··· Source material

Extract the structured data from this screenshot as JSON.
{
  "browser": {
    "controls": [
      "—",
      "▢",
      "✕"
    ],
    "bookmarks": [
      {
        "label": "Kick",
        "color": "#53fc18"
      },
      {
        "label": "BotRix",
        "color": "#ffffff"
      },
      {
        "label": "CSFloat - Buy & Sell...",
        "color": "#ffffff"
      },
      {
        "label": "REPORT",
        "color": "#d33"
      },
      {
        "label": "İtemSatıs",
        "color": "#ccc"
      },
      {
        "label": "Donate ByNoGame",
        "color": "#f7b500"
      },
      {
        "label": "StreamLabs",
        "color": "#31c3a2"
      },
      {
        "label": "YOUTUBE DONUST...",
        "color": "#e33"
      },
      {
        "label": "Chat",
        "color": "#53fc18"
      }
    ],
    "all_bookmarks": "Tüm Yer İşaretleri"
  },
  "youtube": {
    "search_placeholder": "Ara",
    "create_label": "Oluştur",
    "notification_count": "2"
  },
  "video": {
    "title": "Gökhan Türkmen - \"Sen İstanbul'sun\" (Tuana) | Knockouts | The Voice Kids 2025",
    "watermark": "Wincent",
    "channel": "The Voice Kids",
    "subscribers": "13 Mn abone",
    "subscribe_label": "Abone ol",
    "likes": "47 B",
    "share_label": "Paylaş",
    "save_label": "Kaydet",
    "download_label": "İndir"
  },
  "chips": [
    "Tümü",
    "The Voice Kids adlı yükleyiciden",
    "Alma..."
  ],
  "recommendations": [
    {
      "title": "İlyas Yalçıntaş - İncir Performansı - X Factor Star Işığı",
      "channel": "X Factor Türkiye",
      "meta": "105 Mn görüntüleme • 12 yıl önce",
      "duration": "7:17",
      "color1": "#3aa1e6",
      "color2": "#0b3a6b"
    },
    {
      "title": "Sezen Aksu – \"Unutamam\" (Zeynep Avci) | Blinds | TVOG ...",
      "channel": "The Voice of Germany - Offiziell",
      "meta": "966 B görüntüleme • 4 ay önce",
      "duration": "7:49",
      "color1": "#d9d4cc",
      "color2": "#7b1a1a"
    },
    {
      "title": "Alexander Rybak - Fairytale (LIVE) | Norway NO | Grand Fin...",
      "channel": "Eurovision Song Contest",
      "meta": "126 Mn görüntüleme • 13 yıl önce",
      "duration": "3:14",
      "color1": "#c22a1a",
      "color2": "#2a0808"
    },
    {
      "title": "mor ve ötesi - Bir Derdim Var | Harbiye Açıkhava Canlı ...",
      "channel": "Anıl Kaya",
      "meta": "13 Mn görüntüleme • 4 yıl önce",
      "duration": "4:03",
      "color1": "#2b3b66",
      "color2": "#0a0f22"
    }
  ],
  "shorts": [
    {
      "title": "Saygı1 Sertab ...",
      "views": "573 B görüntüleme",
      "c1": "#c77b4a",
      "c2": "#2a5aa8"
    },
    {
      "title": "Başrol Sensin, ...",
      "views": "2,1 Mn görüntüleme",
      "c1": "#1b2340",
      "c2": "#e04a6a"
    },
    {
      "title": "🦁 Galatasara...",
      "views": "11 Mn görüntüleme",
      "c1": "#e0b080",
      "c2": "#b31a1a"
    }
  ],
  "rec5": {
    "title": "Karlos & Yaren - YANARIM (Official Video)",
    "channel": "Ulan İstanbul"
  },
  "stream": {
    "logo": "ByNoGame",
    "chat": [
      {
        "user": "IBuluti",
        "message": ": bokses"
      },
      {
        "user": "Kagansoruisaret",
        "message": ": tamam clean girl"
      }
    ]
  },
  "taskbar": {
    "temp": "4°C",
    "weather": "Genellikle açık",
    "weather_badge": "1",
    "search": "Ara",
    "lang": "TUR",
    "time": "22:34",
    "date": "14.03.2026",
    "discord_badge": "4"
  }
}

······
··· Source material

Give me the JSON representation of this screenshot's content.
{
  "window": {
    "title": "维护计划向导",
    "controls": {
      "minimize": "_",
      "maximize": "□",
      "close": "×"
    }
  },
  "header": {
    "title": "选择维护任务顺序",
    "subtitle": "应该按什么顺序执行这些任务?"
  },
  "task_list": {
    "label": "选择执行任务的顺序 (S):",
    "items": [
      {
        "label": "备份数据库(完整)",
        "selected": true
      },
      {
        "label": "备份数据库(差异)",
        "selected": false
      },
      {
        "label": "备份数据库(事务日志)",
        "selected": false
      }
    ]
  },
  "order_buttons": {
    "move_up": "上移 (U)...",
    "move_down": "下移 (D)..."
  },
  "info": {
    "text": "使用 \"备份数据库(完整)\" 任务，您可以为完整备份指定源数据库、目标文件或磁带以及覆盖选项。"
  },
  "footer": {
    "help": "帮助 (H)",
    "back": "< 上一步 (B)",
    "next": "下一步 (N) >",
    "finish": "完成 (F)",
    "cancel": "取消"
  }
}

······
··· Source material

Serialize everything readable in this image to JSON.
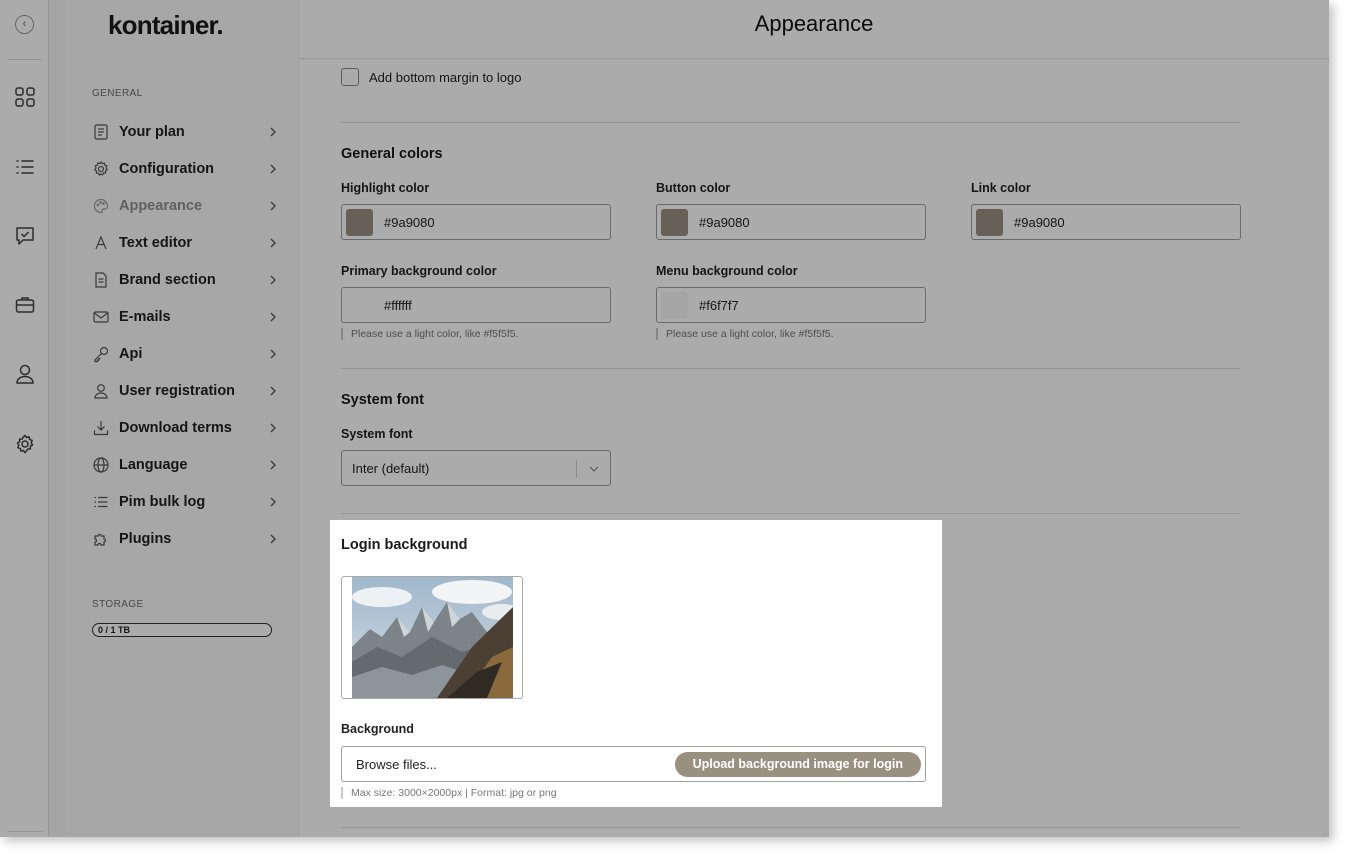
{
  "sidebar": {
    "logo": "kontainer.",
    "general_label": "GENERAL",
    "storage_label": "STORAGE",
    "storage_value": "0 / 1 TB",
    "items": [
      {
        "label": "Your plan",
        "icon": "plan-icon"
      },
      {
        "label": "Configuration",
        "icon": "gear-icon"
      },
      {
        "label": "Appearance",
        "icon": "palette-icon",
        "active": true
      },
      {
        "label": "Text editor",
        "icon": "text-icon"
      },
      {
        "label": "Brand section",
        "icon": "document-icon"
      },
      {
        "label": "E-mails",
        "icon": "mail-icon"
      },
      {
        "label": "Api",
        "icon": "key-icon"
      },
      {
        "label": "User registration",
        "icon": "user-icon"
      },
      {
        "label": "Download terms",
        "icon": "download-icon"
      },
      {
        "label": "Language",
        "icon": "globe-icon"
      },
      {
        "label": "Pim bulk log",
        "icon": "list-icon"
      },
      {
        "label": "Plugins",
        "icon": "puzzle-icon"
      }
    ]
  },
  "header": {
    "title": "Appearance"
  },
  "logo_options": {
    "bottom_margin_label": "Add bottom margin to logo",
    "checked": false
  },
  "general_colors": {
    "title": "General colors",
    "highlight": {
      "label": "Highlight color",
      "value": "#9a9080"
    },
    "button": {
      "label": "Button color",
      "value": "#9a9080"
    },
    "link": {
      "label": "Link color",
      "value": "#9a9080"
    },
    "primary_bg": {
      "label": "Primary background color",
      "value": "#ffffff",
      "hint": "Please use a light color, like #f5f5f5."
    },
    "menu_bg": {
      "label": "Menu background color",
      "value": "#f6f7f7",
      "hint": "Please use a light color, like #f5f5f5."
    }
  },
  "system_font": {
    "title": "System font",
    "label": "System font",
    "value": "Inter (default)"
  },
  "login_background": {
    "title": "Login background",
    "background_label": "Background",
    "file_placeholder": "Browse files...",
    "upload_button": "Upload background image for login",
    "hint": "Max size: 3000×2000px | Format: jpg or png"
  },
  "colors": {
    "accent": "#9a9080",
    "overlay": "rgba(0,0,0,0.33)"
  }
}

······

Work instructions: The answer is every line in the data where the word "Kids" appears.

Output for this task:
    "title": "Gökhan Türkmen - \"Sen İstanbul'sun\" (Tuana) | Knockouts | The Voice Kids 2025",
    "channel": "The Voice Kids",
    "The Voice Kids adlı yükleyiciden",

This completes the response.